Josh Satin happened to be within earshot of Binghamton Mets manager Wally Backman when he was warning his outfielders before the game about the strange caroms the ball takes off the outfield wall at Prince George's Stadium.
Having homered, doubled and singled in his first three at-bats Friday night, that seemingly insignificant scouting report was the first thing to come into Satin's mind as he raced around first base in the seventh inning.
The ball got away from left fielder L.J. Hoes and Satin legged out his fifth career triple to complete his bid for the cycle in the Mets' 5-3 victory over the Bowie Baysox.
"It is the first cycle of my entire life. It's something that I will remember forever," Satin said. "I don't hit that many triples, maybe one a season, so this is a cool day."
Selected in the sixth round of the 2008 Draft, Satin began his memorable night with a two-out solo homer in the first inning.
"I was down 1-2 in the count and Jordany [Valdespin] had just been thrown out at second," he said. "Their pitcher threw me a breaking ball that I fouled off and then a couple fastballs that I fouled off, so I felt like I had seen his stuff. I got a 1-2 or 2-2 breaking ball and I was able to hit it out."
The 26-year-old third baseman beat out an infield single in the third and doubled to center field in the fifth, setting up his shot at history.
"The single was actually a one-hopper in the hole and their shortstop made a diving play," Satin recalled. "He was pretty deep and he tried to get [Matt] Den Dekker at second, but he beat the throw. In the fifth, I got a 3-1 fastball away and I was able to stay on it."

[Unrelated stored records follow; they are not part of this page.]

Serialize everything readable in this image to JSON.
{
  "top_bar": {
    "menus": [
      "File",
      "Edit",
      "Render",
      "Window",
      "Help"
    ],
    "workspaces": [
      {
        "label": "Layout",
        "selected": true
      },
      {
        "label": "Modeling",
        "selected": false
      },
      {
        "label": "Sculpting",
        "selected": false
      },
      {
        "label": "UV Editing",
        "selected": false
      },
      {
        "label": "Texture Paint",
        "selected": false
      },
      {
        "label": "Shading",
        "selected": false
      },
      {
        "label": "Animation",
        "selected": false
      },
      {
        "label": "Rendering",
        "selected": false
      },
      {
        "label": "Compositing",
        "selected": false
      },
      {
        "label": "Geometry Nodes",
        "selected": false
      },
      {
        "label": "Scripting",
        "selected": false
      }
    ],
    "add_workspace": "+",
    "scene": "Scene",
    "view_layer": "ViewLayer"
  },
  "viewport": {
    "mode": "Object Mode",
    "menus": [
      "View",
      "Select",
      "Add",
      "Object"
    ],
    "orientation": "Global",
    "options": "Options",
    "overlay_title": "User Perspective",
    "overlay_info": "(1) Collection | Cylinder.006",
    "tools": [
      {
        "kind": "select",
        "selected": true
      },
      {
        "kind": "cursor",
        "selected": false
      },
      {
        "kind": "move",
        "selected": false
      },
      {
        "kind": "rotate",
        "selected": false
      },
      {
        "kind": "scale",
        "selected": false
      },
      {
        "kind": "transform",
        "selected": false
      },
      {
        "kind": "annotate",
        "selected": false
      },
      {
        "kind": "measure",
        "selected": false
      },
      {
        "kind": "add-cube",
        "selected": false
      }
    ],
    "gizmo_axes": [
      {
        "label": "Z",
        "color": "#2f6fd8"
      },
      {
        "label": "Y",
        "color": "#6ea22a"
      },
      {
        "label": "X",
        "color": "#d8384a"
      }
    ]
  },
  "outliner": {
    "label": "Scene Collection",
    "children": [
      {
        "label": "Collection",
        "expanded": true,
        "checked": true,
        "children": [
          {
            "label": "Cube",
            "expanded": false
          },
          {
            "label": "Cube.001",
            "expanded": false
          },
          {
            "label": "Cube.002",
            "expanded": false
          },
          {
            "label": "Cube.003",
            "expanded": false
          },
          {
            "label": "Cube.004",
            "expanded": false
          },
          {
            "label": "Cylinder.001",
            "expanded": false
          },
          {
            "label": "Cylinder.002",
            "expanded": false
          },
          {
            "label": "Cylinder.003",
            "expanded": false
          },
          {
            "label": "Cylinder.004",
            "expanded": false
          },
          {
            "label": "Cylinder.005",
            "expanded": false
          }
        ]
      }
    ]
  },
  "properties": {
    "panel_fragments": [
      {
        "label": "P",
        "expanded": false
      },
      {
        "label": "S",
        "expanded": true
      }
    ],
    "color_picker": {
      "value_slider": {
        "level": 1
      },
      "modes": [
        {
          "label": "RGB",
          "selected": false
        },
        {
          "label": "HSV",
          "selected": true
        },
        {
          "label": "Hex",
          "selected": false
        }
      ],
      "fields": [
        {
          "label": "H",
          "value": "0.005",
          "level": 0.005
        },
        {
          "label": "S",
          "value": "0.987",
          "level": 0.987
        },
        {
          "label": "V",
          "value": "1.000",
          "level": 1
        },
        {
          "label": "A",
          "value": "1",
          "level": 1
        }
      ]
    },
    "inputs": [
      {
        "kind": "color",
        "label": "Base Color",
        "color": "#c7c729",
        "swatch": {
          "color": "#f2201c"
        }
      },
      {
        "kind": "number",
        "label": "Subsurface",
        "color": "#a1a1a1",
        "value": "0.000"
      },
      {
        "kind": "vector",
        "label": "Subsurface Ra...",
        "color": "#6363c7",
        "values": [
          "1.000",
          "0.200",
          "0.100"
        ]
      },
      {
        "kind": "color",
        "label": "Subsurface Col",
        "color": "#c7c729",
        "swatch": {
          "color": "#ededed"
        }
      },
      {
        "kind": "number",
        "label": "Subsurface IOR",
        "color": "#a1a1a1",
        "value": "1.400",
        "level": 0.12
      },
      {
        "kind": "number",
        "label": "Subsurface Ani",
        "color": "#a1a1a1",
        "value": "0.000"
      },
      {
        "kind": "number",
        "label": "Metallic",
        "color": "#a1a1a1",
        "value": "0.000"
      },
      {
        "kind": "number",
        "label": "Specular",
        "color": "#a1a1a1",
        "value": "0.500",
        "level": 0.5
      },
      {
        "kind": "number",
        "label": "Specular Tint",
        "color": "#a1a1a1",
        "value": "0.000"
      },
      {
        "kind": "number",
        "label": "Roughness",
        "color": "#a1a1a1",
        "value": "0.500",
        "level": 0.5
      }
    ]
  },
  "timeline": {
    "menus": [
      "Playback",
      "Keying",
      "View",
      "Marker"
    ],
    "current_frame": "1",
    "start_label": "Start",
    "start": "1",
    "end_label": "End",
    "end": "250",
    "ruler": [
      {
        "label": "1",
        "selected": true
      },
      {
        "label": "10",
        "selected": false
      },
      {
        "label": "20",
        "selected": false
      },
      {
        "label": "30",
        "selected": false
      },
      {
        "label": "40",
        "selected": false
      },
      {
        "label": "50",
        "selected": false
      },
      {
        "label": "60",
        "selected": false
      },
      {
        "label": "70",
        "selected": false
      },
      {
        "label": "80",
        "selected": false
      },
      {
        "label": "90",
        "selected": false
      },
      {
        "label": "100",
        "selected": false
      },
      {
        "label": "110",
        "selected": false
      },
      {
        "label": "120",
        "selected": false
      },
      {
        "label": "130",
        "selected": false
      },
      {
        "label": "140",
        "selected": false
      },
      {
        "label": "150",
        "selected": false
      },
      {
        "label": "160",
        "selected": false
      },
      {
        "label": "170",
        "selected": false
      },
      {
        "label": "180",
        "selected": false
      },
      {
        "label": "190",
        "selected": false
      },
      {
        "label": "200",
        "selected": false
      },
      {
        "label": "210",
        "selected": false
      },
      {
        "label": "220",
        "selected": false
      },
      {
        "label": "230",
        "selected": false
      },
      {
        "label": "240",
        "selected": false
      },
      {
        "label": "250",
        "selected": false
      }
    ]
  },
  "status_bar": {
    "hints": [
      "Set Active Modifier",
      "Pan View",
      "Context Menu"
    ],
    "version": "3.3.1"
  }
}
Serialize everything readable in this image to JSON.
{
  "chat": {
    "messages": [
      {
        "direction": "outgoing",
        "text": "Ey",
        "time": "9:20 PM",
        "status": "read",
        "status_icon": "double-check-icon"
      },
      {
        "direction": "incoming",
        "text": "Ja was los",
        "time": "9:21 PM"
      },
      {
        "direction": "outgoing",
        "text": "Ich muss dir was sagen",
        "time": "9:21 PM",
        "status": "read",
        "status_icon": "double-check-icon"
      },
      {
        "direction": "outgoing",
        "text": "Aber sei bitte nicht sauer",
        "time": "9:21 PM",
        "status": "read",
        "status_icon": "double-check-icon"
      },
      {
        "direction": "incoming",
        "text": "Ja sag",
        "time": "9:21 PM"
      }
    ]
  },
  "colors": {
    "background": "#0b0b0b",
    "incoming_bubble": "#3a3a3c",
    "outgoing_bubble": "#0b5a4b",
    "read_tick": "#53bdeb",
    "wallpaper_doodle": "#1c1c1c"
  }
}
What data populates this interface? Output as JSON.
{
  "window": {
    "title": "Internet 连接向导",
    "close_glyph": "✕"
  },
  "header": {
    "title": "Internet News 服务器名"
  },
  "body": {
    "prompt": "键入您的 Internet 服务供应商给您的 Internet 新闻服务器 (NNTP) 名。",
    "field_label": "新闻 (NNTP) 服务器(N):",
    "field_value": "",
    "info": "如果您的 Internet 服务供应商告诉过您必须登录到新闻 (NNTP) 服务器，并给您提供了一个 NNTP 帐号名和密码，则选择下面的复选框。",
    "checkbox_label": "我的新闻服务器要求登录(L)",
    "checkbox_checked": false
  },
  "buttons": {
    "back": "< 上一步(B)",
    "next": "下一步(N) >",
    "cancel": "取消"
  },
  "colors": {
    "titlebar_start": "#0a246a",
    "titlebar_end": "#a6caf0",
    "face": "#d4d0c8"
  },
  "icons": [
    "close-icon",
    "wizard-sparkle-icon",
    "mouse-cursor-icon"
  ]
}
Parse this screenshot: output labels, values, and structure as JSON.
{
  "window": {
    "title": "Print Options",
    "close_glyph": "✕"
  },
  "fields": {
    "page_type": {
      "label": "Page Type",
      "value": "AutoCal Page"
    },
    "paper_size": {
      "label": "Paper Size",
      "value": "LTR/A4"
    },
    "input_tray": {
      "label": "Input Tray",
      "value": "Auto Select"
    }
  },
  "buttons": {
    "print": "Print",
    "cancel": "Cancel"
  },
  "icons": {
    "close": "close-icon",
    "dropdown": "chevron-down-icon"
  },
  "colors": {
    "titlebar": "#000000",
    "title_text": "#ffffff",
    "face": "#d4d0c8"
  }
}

Satin, hitting third in the lineup, knew immediately he was a triple shy of the cycle. And just in case, his teammates made a point of letting him know.
"I would say that I've been a triple shy a decent amount of times, but I never thought I would get it tonight," Satin said. "It's a running joke with the guys in the dugout that I'm not the fleetest of foot. They say that every time I hit a double I have a chance for three, but that I can only get to second because speed is not a part of my game.
"They said tonight after my first three hits that if I hit a double in the gap I should go for it, and I told them I would."
The California native had his chance to do just that when he came to bat against Pedro Viola with a runner on first and none out in the seventh. He pulled Viola's offering down the line and knew he had a chance at a triple when he saw the ball take that odd hop off the wall.
"I remembered the manager telling the outfielders that if the ball hits the corner of the outfield fence it might shoot back out or kick off because it is angled weird," Satin said. "He was telling them to be ready for it.
"Once the ball came off the wall, I knew it was my chance. I just thought, 'Oh, my God,' and I kicked it into another gear that I didn't know I had. There wasn't really a play at third, but I was a little bit tired, so I slid in. I didn't want to get thrown out."
From his teammates' reaction, Satin wasn't the only one excited by the feat.
"I looked over into the dugout and everyone was jumping up and down," he said. "Hopefully, this isn't a once-in-a-lifetime thing, but it gave me a feeling that is hard to describe. It felt great."
Jose Vidro was the last Baysox opponent to hit for the cycle, accomplishing the feat for Harrisburg on July 20, 1996.
The MVP of the 2010 Florida State League All-Star Game, Satin has had an odd season. He was batting .354 after 13 games, although he did not have an extra-base hit in his first 30 at-bats. He logged a .540 slugging percentage in 29 games in May, going through a stretch in which 15 of his 16 hits went for extra bases.
"For me, extra-base hits come in bunches," Satin said. "I was hitting around .300 at the start of the season with all singles and then I had maybe 10 or 15 extra-base hits in two weeks. The funny thing is right before that I don't think I had had a single in two weeks because everything I hit had gone for a double or home run.
"Before tonight, I wasn't hitting [for extra bases] again because I wasn't getting into hitter's counts. It was nice to hit for the cycle, but I know it won't happen every day, so I just have to try and stay within myself again tomorrow."
Satin provided more than enough support for Mets starter Tobi Stoner (3-2), who allowed five hits and a walk while striking out four over seven shutout innings before turning over a 5-0 lead to the bullpen. Rhiner Cruz recorded his second save, despite allowing a run on three walks in the ninth.
Zach Clark (5-6) took the loss for Bowie, yielding three runs on nine hits and a walk while fanning seven over six frames.